  1. Avatar E.D. Kain says:

    Will – check your second link.

    Re: Mad Men, I’ve only seen the first three episodes. I thought it was a bit much, quite frankly. The sexism is too overt, and I’m not sure that its portrayal is accurate enough. It’s almost too malicious, and not offhanded enough. I don’t know. I just think to the movies I’ve seen from that time. There was plenty of sexism, but it was … different than how Mad Men does it. Nonetheless, I’m intrigued enough to probably keep watching.Report

    • Avatar Mark in reply to E.D. Kain says:

      I agree with your sense of it being a bit too much. I believe it is justified in the sense that it has to to get a lot about the time across in 1 hour. I think the time constraint condones a little hyperbole/exaggeration.

      I am curious about the movies you are referring to because I certainly share your opinion and would like to know specifically which movies you have in mind.Report

      • Avatar E.D. Kain in reply to Mark says:

        Well I watched a lot of Cary Grant movies and film noire…so things like Arsenic and Old Lace, Vertigo, Sunset Blvd., and just a bunch of other films. I mean, in most of them there’s some inherent or underlying or structural sexism, but it’s almost never, ever so overt.Report

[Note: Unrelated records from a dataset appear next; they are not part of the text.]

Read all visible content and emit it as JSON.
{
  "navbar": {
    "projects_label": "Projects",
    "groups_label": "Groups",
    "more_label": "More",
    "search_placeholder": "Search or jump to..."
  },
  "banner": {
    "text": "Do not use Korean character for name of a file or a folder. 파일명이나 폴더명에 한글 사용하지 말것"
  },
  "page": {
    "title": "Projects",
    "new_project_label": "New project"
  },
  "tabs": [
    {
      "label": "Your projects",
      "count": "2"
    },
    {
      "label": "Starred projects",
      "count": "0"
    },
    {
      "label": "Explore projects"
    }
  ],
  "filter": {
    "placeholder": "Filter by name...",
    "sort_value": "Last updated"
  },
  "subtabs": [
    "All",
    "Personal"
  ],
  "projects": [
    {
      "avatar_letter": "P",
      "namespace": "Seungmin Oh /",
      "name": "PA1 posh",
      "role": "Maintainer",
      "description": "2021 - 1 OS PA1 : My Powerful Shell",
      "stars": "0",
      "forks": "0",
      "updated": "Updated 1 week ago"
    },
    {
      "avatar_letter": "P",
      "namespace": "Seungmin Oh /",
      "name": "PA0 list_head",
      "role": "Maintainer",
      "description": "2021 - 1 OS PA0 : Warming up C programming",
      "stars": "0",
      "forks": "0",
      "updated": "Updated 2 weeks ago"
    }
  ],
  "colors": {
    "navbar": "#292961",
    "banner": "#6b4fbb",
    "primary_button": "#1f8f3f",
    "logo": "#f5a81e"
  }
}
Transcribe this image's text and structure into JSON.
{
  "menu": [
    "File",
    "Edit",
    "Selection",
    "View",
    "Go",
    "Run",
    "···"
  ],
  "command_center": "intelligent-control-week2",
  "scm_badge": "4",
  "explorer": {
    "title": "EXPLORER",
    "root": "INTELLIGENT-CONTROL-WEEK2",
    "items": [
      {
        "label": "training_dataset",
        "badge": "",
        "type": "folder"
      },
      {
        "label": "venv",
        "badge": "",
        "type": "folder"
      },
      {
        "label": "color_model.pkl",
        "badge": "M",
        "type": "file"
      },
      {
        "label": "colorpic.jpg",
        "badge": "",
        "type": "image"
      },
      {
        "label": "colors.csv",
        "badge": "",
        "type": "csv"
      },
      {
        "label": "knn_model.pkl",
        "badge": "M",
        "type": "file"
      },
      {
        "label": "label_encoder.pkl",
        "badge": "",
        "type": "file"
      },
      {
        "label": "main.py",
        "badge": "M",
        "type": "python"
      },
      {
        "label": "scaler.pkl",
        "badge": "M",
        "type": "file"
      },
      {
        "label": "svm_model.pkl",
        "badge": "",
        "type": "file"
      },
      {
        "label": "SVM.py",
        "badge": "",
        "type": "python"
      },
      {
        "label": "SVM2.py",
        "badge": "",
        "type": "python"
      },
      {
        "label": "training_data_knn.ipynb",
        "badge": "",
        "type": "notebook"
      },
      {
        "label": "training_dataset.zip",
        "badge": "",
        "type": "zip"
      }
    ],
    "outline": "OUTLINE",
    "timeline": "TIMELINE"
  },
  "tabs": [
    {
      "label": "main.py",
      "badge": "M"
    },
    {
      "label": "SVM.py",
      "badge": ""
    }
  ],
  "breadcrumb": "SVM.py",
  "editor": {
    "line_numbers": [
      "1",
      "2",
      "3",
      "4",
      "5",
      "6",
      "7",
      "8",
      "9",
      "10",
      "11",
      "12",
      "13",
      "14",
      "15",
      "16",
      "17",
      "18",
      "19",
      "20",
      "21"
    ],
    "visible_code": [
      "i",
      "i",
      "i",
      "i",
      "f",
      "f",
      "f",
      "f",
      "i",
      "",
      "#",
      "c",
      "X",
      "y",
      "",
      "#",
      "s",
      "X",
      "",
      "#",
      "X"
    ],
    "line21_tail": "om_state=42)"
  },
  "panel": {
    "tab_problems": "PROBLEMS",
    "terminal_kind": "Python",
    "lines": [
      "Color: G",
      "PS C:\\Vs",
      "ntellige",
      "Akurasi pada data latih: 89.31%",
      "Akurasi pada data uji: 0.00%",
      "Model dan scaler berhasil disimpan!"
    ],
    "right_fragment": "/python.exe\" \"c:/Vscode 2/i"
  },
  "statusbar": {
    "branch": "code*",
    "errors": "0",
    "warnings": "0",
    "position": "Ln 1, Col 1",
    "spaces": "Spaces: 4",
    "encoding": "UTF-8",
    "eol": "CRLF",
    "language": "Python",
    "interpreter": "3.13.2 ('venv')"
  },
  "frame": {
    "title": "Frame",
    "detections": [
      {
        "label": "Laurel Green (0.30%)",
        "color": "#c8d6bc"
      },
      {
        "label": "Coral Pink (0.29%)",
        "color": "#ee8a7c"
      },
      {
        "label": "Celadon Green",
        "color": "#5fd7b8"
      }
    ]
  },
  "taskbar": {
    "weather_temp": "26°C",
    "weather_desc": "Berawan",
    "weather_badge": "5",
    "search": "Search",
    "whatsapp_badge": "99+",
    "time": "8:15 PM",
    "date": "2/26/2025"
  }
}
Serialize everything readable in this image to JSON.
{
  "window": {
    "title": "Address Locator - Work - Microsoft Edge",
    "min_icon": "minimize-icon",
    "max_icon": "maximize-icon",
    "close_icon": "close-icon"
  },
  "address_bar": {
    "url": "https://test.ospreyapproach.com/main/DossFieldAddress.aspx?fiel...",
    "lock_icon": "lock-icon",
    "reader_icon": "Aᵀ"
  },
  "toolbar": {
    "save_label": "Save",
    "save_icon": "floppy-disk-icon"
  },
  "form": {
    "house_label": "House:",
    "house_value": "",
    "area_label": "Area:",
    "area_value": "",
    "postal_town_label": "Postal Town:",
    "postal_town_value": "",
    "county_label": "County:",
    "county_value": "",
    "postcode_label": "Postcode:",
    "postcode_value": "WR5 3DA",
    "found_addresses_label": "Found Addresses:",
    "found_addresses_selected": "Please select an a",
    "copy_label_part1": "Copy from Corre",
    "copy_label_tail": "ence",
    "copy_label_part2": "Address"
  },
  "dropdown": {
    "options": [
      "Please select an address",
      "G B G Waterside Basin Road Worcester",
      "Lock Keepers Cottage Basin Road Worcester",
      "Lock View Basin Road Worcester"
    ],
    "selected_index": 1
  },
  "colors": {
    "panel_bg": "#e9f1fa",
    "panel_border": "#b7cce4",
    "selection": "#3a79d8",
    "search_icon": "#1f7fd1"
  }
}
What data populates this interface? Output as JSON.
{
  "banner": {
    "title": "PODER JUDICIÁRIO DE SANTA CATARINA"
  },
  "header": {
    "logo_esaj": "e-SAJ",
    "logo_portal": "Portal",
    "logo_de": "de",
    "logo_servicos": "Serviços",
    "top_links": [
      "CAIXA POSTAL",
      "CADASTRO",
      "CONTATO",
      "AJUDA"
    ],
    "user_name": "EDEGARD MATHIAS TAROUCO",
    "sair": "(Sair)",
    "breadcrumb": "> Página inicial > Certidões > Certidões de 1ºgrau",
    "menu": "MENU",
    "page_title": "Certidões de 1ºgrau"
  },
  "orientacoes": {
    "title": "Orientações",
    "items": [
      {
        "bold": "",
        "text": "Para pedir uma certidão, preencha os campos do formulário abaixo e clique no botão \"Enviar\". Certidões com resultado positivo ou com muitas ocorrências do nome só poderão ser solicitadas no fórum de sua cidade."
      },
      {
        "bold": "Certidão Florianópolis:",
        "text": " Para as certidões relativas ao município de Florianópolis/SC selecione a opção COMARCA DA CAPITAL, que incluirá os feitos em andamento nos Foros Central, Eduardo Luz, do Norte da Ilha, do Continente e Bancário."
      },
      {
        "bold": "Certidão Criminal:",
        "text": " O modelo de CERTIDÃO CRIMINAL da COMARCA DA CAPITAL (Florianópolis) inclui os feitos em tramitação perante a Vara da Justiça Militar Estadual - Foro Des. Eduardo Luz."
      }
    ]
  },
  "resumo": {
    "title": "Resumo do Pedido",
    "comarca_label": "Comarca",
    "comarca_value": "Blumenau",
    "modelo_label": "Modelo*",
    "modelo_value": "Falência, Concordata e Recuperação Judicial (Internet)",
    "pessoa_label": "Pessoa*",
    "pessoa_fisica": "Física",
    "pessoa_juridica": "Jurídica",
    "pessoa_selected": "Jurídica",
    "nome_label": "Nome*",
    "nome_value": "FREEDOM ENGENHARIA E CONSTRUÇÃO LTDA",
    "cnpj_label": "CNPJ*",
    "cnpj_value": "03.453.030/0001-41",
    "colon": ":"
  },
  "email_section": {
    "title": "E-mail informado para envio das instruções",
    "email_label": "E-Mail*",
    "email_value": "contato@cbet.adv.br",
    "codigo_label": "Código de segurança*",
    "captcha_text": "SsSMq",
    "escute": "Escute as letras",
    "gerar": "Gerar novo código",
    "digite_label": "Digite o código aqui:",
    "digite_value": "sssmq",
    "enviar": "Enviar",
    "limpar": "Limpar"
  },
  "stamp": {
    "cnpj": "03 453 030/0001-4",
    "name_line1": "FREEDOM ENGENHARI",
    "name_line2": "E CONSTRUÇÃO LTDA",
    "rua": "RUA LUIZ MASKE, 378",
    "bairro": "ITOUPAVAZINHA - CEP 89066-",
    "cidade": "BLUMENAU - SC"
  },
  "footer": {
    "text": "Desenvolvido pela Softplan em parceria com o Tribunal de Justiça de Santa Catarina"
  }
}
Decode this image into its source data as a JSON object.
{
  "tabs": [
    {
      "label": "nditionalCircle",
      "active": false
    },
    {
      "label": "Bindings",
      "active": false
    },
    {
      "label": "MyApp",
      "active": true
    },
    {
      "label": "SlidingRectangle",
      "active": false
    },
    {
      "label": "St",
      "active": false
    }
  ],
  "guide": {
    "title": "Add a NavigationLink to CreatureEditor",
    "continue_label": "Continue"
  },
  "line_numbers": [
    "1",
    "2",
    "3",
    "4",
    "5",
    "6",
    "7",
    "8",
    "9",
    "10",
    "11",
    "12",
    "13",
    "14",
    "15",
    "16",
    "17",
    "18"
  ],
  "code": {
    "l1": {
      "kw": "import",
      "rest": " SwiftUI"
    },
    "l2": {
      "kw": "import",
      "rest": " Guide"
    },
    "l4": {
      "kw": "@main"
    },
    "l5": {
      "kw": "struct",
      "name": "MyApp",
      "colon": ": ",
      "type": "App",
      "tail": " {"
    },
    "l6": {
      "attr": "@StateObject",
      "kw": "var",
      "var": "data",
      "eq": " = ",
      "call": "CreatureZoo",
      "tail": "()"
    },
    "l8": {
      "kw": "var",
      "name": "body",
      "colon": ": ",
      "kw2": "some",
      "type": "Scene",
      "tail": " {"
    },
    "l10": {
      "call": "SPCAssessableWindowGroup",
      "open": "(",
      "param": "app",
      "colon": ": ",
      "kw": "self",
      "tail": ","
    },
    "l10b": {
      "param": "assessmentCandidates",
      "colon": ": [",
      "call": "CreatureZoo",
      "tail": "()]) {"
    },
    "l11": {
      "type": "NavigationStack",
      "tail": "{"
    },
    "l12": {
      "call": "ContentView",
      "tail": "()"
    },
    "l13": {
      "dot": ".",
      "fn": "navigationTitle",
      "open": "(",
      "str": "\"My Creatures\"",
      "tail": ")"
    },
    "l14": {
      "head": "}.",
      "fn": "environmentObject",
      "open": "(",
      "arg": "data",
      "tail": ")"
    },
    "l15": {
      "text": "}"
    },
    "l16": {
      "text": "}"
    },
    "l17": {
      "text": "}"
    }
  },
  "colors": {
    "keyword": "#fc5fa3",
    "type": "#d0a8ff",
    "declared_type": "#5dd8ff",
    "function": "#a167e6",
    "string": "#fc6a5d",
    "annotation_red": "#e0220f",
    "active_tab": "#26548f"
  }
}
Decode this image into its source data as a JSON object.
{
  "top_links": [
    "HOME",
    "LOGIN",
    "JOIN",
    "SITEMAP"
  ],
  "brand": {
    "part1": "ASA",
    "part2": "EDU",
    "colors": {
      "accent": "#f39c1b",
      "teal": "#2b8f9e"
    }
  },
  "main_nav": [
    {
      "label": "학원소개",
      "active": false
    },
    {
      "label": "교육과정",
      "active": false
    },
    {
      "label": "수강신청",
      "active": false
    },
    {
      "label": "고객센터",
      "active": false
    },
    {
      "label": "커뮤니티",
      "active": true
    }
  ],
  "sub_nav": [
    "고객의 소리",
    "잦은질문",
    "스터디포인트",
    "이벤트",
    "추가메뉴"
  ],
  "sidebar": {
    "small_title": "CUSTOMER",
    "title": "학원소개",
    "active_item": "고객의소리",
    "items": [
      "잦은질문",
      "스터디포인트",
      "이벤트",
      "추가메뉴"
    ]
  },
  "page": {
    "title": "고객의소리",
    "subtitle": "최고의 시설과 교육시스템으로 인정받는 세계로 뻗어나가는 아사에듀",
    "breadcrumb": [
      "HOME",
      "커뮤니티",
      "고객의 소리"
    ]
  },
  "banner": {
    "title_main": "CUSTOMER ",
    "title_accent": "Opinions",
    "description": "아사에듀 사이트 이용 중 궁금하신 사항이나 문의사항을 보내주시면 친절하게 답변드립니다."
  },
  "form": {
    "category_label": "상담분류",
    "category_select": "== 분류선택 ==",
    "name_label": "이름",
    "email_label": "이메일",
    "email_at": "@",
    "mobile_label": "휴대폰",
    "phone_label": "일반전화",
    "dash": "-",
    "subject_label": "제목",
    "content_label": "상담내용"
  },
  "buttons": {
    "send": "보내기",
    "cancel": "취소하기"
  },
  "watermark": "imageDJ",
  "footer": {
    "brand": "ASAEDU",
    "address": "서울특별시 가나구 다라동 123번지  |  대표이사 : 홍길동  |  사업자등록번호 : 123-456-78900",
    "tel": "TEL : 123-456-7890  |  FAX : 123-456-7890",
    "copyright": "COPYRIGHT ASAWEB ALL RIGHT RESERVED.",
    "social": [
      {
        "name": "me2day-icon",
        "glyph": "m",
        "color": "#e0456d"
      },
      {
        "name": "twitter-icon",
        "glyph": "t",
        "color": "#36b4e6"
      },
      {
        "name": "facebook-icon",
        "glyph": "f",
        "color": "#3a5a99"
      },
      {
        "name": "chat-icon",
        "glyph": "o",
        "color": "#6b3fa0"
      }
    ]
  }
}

        • Avatar Mark in reply to E.D. Kain says:

          I have a feeling that Madison Ave. in the early 60’s was more overt. The rendition may not be all too far from reality though I am sure there is a little exaggeration. Anyway, even considering this, the show is stunning. I think it really does belong in the upper echelon of American produced television.Report

  2. Avatar James Joyner says:

    Your PMC link goes to TLOOG’s editing window.Report

  3. Avatar James Joyner says:

    Ah, never mind — it’s been fixed. Was true of the RSS version.Report